Gardening trends may come and go at a dizzying rate, but some plants and flowers retain their timeless beauty, and whether your garden is large or small, traditional or modern, it can always benefit from the addition of a few beautiful rose bushes. As well as being attractive, rose bushes are also surprisingly hardy, and despite their fickle reputation, you can usually find a rose variety that will grow in any type of soil or level of shade.
However, even roses planted in the most nutritious soil will need a little boost from time to time to remain at their best, and a wide variety of garden fertilisers specifically designed for rose bushes can be purchased from garden fertiliser suppliers. These fertilisers aren't all created equal, so to ensure the fertiliser you choose gives your roses the best possible chance of growing and thriving, look out for the following key qualities of a good rose fertiliser:
High phosporous content
Phosphorous may be most well known as the substance used to make match heads, but it is also a vital nutrient for healthy roses (as well as healthy humans). Roses bushes use phosphorous to create strong root systems and large flower blooms, and plants with phosphorous deficiencies tend to have dull, greyish foliage and flower buds that do not open to their full potential. Since phosphorous is so vital for root growth and the bush's ability to take in water, fertilisers rich in phosphorous are particularly important for plants planted in dry, sandy soils.
High potassium content
A nutrient essential for healthy growth in almost all plants, potassium-rich soils grow hardy rose bushes with strong immune systems that are capable of withstanding insect attack, leaf diseases, droughts and other energy-sapping events. As such, potassium is just as important as phosphorous for helping roses grow in drier soils and is particularly important for roses growing in organic gardens that do not benefit from insect-killing pesticides.
High nitrogen content in summer
Nitrogen is probably the most important soil nutrient for any green plant, not just roses, as it is used to create the chlorophyll that allows green plants to photosynthesise sunlight into energy—without it, your roses will quickly yellow, wither and die. Most soils contain a certain amount of nitrogen, but this is routinely washed away as water passes through the soil, so nitrogen-rich fertilisers should be added to your soil frequently during the summer months.
Low nitrogen content in winter
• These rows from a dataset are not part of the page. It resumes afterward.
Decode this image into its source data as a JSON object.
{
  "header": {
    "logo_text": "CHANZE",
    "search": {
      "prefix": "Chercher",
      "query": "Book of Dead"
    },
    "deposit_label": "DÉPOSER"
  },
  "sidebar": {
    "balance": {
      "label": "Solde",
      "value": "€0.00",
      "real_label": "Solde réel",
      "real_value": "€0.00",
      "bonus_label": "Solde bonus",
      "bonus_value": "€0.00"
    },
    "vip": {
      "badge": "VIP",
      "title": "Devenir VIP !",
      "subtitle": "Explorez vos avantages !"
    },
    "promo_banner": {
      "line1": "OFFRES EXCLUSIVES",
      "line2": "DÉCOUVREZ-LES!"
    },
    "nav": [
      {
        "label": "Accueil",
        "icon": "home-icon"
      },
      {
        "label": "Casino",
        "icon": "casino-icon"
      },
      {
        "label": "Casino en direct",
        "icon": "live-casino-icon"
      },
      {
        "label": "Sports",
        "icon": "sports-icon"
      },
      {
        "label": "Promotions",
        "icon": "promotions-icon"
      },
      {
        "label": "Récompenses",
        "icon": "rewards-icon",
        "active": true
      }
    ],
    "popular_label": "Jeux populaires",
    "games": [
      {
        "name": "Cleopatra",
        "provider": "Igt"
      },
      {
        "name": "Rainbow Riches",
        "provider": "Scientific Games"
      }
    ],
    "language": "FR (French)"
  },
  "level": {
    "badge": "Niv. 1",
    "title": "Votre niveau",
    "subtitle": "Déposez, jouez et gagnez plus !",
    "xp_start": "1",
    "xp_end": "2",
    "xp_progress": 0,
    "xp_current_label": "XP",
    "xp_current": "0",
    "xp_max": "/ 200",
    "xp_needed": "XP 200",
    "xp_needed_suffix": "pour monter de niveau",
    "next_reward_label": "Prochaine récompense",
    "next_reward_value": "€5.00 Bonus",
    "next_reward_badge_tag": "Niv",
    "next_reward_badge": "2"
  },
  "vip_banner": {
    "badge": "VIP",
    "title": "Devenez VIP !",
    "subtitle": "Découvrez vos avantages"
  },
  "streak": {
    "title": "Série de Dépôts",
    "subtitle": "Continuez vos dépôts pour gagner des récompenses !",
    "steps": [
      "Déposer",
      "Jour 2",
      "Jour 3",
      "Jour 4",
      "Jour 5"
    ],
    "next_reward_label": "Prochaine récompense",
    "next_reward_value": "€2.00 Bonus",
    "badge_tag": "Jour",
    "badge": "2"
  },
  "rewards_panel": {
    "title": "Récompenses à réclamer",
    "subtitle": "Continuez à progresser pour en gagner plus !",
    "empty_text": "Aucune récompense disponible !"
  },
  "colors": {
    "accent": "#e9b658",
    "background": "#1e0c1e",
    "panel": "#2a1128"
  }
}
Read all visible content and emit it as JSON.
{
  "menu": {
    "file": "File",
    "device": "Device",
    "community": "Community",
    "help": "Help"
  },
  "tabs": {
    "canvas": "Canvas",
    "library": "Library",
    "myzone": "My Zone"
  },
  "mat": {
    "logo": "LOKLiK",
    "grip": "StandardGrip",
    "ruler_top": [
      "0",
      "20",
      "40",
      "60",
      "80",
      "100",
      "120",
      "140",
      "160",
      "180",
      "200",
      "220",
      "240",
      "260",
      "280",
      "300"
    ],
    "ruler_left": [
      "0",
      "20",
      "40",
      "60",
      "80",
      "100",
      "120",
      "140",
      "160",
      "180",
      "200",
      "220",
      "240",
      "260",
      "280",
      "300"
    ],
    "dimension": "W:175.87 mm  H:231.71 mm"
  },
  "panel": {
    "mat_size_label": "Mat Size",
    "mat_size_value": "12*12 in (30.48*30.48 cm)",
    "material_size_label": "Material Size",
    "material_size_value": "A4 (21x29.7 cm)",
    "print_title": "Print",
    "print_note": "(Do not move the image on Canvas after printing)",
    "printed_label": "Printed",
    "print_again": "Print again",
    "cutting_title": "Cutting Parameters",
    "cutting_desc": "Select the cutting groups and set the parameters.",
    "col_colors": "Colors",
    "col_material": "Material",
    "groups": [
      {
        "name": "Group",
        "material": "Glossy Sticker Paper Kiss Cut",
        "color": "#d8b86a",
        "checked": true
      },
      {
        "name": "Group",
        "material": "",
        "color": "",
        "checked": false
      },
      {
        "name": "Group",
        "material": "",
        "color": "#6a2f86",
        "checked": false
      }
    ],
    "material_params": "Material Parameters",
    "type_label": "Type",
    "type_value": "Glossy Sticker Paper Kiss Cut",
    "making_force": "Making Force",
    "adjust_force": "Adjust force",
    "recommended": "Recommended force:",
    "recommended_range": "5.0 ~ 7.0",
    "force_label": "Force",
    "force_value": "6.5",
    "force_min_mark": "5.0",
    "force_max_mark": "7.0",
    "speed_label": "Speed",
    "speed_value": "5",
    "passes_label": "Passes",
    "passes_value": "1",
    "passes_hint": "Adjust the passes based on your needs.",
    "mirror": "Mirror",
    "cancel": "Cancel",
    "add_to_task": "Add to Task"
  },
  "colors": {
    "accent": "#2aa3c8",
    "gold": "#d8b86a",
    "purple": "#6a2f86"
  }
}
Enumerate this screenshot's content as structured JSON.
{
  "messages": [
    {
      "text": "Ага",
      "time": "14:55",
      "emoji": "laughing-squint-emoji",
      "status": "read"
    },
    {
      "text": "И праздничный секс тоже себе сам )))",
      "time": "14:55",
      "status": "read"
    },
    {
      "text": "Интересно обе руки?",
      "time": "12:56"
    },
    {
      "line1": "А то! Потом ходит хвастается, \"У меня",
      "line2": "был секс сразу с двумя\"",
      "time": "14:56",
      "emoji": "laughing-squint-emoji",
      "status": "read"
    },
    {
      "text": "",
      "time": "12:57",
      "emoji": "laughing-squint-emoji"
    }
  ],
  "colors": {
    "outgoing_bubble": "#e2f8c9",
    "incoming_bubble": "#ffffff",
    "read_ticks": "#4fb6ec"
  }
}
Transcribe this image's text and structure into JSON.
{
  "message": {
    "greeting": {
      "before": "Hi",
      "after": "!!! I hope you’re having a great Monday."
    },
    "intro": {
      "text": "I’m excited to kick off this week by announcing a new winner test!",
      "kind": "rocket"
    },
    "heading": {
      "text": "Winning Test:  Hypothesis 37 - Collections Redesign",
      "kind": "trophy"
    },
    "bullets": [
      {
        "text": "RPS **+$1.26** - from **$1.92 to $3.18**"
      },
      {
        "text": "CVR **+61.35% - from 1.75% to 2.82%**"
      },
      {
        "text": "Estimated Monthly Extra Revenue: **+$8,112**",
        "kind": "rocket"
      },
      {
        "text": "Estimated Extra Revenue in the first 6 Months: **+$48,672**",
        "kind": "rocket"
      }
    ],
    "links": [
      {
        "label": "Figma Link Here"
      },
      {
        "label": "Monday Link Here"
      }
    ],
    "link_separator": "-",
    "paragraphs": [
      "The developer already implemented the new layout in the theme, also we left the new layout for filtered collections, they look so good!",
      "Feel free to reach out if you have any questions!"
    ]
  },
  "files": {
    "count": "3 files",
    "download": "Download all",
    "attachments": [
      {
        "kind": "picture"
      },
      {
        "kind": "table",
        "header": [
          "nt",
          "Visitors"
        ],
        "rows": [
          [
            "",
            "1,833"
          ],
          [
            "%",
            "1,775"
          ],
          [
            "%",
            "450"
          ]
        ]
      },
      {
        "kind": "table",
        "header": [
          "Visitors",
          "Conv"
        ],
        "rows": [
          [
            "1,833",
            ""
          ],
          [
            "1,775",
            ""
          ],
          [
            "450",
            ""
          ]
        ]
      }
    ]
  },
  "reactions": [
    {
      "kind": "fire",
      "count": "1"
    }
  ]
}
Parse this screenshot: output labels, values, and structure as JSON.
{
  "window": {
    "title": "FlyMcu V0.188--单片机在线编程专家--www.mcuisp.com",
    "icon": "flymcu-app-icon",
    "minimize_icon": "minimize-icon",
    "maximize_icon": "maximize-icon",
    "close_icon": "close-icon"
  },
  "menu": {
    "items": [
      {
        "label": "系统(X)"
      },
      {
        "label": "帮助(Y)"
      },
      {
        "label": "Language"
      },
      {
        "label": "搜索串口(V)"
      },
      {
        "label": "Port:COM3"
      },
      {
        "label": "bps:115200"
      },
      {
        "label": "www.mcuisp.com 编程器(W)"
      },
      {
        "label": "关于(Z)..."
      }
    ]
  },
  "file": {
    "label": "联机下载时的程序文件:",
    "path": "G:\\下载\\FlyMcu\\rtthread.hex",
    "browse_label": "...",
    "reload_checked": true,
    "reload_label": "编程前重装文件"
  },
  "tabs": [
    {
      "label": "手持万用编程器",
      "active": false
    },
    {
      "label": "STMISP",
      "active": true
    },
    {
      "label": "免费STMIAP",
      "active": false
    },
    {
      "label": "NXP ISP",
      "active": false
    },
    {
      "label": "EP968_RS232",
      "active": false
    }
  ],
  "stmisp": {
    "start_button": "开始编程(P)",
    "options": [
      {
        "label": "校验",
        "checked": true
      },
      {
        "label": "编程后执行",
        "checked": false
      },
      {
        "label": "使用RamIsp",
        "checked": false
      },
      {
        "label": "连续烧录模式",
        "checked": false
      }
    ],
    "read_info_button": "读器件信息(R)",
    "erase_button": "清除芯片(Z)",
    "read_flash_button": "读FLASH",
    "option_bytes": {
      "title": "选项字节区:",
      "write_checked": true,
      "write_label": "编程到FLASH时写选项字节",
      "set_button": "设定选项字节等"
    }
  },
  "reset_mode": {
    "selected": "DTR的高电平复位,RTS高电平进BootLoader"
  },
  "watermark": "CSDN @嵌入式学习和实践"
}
Nitrogen becomes less important to your roses during the winter months, since there is less natural light for them to synthesise into energy. Adding excessive nitrogen at this time of year can force roses to divert energy away from root growth and into useless leaf growth, leaving them more vulnerable to cold snaps and exhausting them before the warmer months return.